The incubation period is about 10 days (ranging from 7 to 18 days). Initial symptoms include; fever, cough runny nose, red eyes, and irritability. Small, white spots may appear inside the mouth and throat. About 3 to 7 days after symptoms begin a red blotchy rash develops on the face and spreads down the body. This rash can last 4 to 7 days. Infected individuals are infectious from up to 4 days before the rash to 4 days after the rash which means an infected individual is spreading the measles virus before he/she even knows they have it.



There is no treatment for measles. When measles complications occur, they can include ear infections, pneumonia, and encephalitis or inflammation of the brain which can result in permanent brain damage or death. Measles kills between one and three of every 1,000 infected children.



Prevention is through vaccination. Two doses of MMR vaccine provide 97% protection against measles; one dose provides 93% protection. Once an individual is vaccinated they have lifelong immunity to the disease.



In 1963, a live vaccine was approved for use in Canada. A single dose schedule with the live vaccine was introduced into all provincial and territorial routine immunization programs by the early 1970s. The routine 1-dose measles-mumpsrubella vaccine was introduced in 1983. In 1996 to 1997 every Canadian province and territory added a second dose of measles-containing vaccine to its routine immunization schedule. As well in 1996 most provinces and territories conducted catch-up programs in school-aged children with measles or measles and rubella vaccine. The following is recommended when travelling outside of Canada:

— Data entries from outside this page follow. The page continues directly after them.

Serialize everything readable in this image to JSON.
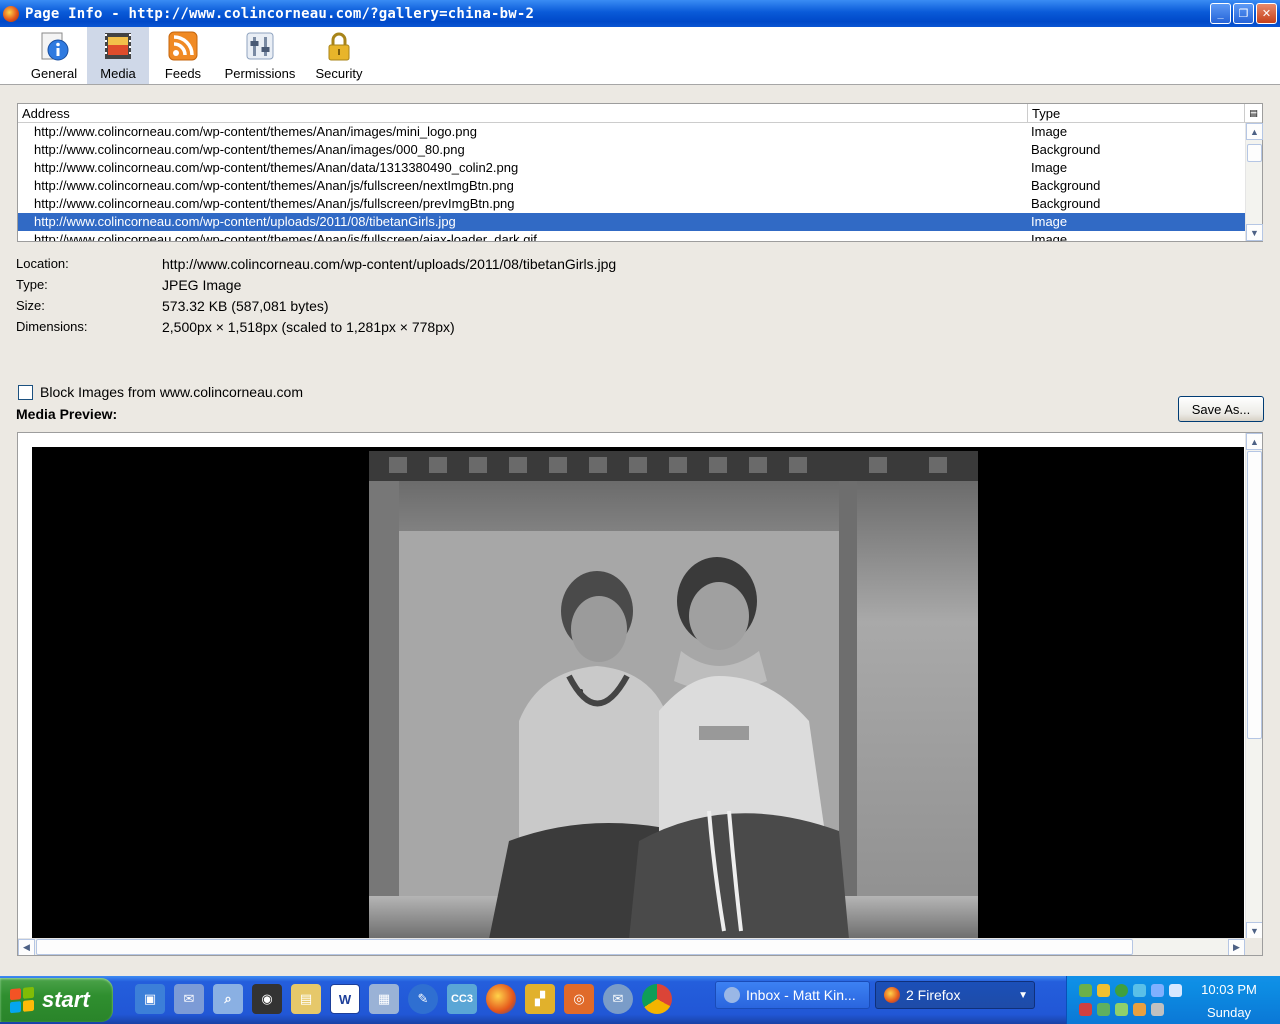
{
  "window": {
    "title": "Page Info - http://www.colincorneau.com/?gallery=china-bw-2",
    "minimize": "_",
    "restore": "❐",
    "close": "✕"
  },
  "toolbar": {
    "tabs": [
      {
        "label": "General",
        "icon": "info-icon",
        "active": false
      },
      {
        "label": "Media",
        "icon": "media-icon",
        "active": true
      },
      {
        "label": "Feeds",
        "icon": "rss-icon",
        "active": false
      },
      {
        "label": "Permissions",
        "icon": "permissions-icon",
        "active": false
      },
      {
        "label": "Security",
        "icon": "lock-icon",
        "active": false
      }
    ]
  },
  "media_list": {
    "columns": [
      "Address",
      "Type"
    ],
    "rows": [
      {
        "address": "http://www.colincorneau.com/wp-content/themes/Anan/images/mini_logo.png",
        "type": "Image"
      },
      {
        "address": "http://www.colincorneau.com/wp-content/themes/Anan/images/000_80.png",
        "type": "Background"
      },
      {
        "address": "http://www.colincorneau.com/wp-content/themes/Anan/data/1313380490_colin2.png",
        "type": "Image"
      },
      {
        "address": "http://www.colincorneau.com/wp-content/themes/Anan/js/fullscreen/nextImgBtn.png",
        "type": "Background"
      },
      {
        "address": "http://www.colincorneau.com/wp-content/themes/Anan/js/fullscreen/prevImgBtn.png",
        "type": "Background"
      },
      {
        "address": "http://www.colincorneau.com/wp-content/uploads/2011/08/tibetanGirls.jpg",
        "type": "Image",
        "selected": true
      },
      {
        "address": "http://www.colincorneau.com/wp-content/themes/Anan/js/fullscreen/ajax-loader_dark.gif",
        "type": "Image"
      }
    ]
  },
  "details": {
    "location_label": "Location:",
    "location": "http://www.colincorneau.com/wp-content/uploads/2011/08/tibetanGirls.jpg",
    "type_label": "Type:",
    "type": "JPEG Image",
    "size_label": "Size:",
    "size": "573.32 KB (587,081 bytes)",
    "dimensions_label": "Dimensions:",
    "dimensions": "2,500px × 1,518px (scaled to 1,281px × 778px)"
  },
  "block_images": {
    "label": "Block Images from www.colincorneau.com",
    "checked": false
  },
  "preview": {
    "label": "Media Preview:",
    "save_as": "Save As..."
  },
  "taskbar": {
    "start_label": "start",
    "tasks": [
      {
        "label": "Inbox - Matt Kin...",
        "active": false
      },
      {
        "label": "2 Firefox",
        "active": true
      }
    ],
    "clock_time": "10:03 PM",
    "clock_day": "Sunday",
    "quicklaunch_cc3": "CC3",
    "quicklaunch_word": "W"
  }
}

• Travellers born BEFORE 1970:
- should make sure that they have received 1 dose of the vaccine; or
- have laboratory evidence of immunity (e.g. through blood testing); or are considered immune due to a history of laboratory-confirmed measles disease

• Travellers born in 1970 or AFTER:
- should make sure that they have received 2 doses of the measles vaccine

• Infants (6 months to 12 months of age):
- routinely receive the vaccine between 12 and 15 months. During outbreaks, if you are travelling to regions where measles is a concern, it may be given as early as 6 months of age. If this is the case, the routine 2 dose series must be restarted on or after the first birthday. A total of 3 doses are given.2


If you are not sure whether or not you have had the measles infection or the measles vaccine you can get a blood test to check your immunity at your local Medisys clinic. Click here to learn more.